Since it’s typically believed that kinky hair, dark skin and beauty are mutually exclusive, I remolded myself to fit the standard as best possible.

I remember attending our Hispanic SDA church every week on Sabbath as a young girl, carefully examining the women gathering in the ladies’ room, praising each other on their straightened hair. I enjoyed being praised for my own straightened mane when my time came along. I’d successfully assimiliated; I belonged.

I also remember noticing that our worship styles, the hymns we sang and our promotional materials presented, featured,  well, — only white people. I noticed a lot of things but rarely questioned much. This was just the way things were. This was the way the world was run.  

Our standards of beauty were what I most deeply grappled with throughout my life. Since it’s typically believed that kinky hair, dark skin and beauty are mutually exclusive, I remolded myself to fit the standard as best possible. For years, I presented a fabricated version of me, one with long straight hair. It took me longer than most to feel the disconnect within myself.

Once my college years beckoned, I realized I was exhausted of trying to reach a standard of beauty that would never truly be my own, and I chopped off all of my hair. I dreaded confessing this to my very conservative mother. Telling my less conservative father, who also religiously altered the texture of his own hair, was probably scarier. The scariest was facing my church, who’d only known me as the former version of myself.

Going back as a newly discovered Afro-latina wasn’t as bad I thought, but I had a few frustrating interactions. My friend’s father put his hands in my ‘fro as soon as he saw me.

“It’s like a sheep!” he said, laughing. I was less than pleased.

His wife walked over to me a few minutes later, exclaiming in disappointment.

“Natalia, what have you done? I don’t like it. You look crazy! Te vez loca!”  she said.

I mustered all of the patience within me, along with some of the patience only God could give, and looked down at her.

Amor,” I said. “If you don’t like it, you don’t have to look at it. But why do you think it’s crazy? This is how God created me. This is the way the hair grows out of my head naturally. I don’t think embracing that is crazy.”

She stared at me for a few moments and walked off. I’m not sure what her thought process was after that exchange because she hasn’t spoken much to me since then.

I don’t share this to sound like a sob story, but to bring to light that there’s much to be done in race relations and cultural understanding not just within black and white spheres, but also within the Hispanic population.
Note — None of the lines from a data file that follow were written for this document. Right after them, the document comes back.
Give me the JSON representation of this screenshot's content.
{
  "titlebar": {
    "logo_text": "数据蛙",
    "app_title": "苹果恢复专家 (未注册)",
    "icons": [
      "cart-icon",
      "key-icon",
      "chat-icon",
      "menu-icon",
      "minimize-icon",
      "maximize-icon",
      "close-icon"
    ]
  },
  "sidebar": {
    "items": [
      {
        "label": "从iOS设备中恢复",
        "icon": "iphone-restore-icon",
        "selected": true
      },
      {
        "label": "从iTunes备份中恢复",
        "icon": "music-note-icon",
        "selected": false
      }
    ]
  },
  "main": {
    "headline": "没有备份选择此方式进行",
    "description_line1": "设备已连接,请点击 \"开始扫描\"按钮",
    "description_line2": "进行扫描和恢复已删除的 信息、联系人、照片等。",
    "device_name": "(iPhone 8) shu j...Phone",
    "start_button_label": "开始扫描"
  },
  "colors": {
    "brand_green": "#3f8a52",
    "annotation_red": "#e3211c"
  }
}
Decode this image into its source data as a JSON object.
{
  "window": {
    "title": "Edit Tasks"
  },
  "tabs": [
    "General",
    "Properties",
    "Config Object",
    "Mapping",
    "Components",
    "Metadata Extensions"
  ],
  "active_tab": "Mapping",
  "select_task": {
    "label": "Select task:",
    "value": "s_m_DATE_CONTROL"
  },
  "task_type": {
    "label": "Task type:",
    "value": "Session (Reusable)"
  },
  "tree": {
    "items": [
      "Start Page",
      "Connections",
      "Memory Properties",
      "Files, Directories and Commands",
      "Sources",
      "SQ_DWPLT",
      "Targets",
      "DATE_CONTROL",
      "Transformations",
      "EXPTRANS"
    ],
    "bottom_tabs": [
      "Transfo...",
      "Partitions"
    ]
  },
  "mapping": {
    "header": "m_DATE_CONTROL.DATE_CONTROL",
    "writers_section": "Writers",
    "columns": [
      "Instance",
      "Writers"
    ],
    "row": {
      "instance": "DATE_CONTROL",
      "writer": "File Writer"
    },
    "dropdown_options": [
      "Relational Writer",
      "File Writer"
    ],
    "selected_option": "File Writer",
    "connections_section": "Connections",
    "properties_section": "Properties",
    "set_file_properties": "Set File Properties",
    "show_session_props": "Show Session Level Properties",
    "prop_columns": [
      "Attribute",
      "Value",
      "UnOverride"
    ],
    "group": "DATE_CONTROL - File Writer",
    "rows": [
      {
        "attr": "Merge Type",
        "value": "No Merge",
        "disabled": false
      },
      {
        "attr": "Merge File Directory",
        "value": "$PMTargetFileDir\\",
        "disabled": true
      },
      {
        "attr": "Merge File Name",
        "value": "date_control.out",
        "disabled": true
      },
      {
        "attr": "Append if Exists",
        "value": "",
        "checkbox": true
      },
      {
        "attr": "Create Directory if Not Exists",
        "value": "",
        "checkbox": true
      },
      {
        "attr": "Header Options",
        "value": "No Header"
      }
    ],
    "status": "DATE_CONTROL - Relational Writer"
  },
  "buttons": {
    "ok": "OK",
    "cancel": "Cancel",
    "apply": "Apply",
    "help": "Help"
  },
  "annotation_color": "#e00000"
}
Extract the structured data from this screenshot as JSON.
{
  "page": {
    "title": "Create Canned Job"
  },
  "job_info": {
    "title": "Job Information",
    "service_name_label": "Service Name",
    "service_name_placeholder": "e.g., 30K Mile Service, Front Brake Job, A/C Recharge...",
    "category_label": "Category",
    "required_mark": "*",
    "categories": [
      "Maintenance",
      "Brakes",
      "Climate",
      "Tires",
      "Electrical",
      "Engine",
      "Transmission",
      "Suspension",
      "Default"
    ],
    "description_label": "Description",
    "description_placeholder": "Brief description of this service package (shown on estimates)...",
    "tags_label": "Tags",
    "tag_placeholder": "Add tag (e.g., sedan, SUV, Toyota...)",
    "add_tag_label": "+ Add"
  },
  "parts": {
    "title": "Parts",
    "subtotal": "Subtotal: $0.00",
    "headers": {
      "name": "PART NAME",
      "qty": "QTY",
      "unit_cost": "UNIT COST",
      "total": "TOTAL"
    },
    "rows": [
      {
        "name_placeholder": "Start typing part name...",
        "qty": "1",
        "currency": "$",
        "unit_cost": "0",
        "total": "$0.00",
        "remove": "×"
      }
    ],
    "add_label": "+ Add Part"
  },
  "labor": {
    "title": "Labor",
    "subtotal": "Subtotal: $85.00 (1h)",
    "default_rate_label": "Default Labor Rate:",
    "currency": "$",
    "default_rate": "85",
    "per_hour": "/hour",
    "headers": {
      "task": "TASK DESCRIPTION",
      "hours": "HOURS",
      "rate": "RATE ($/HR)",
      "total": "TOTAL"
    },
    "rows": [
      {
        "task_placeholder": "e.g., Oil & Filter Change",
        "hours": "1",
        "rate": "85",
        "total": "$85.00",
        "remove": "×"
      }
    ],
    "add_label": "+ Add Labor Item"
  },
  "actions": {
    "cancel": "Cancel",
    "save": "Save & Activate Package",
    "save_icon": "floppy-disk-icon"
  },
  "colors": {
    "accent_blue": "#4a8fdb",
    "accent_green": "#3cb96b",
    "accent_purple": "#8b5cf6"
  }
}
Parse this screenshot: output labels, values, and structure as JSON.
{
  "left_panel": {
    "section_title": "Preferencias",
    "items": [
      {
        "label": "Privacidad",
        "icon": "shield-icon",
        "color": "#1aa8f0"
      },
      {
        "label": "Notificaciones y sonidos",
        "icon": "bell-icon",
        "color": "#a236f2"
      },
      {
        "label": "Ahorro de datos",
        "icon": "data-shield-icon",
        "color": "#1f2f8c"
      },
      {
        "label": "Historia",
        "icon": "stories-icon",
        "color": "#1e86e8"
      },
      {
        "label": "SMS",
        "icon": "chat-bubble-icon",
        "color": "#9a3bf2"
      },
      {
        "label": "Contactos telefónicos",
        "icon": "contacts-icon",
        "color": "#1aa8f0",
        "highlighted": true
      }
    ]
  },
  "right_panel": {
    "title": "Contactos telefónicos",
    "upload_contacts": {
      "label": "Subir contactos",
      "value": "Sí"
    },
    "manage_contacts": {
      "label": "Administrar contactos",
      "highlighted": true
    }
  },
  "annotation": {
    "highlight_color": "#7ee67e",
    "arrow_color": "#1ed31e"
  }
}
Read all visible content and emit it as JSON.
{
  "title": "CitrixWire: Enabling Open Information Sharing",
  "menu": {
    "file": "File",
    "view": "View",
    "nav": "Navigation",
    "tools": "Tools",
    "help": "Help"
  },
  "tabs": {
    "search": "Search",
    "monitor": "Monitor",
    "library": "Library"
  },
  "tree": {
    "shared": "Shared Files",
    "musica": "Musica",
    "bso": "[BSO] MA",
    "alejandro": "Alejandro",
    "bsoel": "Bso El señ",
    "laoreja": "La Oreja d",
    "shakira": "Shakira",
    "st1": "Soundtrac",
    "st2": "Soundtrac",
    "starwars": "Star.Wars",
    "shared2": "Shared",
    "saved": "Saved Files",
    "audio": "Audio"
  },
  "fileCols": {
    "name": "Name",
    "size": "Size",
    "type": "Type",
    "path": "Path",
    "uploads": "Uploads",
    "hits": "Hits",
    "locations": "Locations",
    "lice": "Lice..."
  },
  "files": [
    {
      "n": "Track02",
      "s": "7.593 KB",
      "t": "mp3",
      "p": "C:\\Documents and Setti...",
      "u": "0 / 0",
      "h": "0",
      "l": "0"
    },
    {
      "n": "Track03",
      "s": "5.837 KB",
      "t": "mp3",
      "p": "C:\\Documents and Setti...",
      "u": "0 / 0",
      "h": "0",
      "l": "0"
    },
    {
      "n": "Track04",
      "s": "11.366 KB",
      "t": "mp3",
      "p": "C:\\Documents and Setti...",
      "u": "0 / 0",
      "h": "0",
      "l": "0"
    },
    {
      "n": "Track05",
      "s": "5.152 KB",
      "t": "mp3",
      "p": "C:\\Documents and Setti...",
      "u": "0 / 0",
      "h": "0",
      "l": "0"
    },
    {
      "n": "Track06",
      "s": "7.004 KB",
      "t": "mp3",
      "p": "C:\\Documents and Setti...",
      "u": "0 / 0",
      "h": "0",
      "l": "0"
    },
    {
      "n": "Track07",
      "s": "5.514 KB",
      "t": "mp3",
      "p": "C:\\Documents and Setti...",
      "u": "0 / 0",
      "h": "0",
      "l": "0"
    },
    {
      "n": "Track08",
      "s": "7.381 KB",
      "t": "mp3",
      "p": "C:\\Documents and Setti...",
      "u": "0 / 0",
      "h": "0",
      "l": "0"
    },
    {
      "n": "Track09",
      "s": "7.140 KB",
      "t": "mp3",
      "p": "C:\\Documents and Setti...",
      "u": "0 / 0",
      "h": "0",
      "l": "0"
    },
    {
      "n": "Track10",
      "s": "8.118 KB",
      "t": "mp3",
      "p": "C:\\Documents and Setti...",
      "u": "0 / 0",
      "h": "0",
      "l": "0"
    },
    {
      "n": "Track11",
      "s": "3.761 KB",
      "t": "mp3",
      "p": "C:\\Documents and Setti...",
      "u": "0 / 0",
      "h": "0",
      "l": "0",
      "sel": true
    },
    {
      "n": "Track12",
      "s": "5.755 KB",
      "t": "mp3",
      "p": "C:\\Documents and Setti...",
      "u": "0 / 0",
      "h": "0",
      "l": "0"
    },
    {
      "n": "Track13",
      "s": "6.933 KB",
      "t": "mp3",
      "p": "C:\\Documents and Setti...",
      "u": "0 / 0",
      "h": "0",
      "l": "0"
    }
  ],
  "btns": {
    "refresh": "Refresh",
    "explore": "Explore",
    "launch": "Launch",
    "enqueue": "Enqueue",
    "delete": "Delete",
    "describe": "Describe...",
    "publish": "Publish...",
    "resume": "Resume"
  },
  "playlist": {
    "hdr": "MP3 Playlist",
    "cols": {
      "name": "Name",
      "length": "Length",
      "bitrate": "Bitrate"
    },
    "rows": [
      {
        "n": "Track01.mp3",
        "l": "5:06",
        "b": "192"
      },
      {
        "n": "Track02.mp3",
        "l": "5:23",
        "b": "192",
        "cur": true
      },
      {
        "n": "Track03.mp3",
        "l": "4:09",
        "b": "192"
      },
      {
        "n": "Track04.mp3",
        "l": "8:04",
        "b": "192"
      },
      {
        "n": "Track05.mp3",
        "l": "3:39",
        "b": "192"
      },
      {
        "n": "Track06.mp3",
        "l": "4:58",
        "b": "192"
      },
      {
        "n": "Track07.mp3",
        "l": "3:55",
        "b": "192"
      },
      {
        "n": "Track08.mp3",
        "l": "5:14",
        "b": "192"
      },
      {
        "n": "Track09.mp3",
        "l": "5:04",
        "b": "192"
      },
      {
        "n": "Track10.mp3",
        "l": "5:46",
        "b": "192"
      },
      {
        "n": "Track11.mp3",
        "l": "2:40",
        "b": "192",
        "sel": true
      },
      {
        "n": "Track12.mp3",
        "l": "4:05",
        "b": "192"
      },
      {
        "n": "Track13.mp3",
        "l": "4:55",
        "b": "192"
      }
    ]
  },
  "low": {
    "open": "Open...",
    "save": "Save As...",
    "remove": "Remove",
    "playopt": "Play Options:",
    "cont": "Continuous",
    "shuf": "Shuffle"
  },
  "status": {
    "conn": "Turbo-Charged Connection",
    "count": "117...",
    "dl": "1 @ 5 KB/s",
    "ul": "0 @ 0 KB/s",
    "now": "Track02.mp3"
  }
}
The diversity within our church is powerful, and we can harness it to its full potential only by intentionally striving to understand each other, embracing the beauty in each of our cultures.

Natalia Perez – Complex Identity in a Complex Church

Hello! My name is Natalia Perez. I grew up in Worcester, Massachusetts, and ventured down to the adorable little city of Chattanooga, Tennessee, to pursue a writing degree.

Growing up amid Puerto Rican and Dominican cultures, my parents have fueled my rich background. Since I was raised in a bubble of Latinos for the greater part of my years at home, I didn’t really become culturally aware until I moved down South, where people, including my own people, question my ethnicity often and seem surprised when I speak Spanish fluently.

This forced me into cultural self-discovery, a switch between not only identifying as a Latina, but an Afro-Latina, a Latin American woman with prominent Afrocentric features.

Aside from my complex racial identity, I’m a passionate journalist and a second-generation Adventist who’s still discovering tons about race, gender, ethnic/people groups and how we all come together to make one church.

Understanding a diverse community is wonderful and necessary for our growth as a church. With our blog, we hope to intentionally raise awareness about the diversity within our people groups, our cultural backgrounds, and our stories.

Let’s navigate together.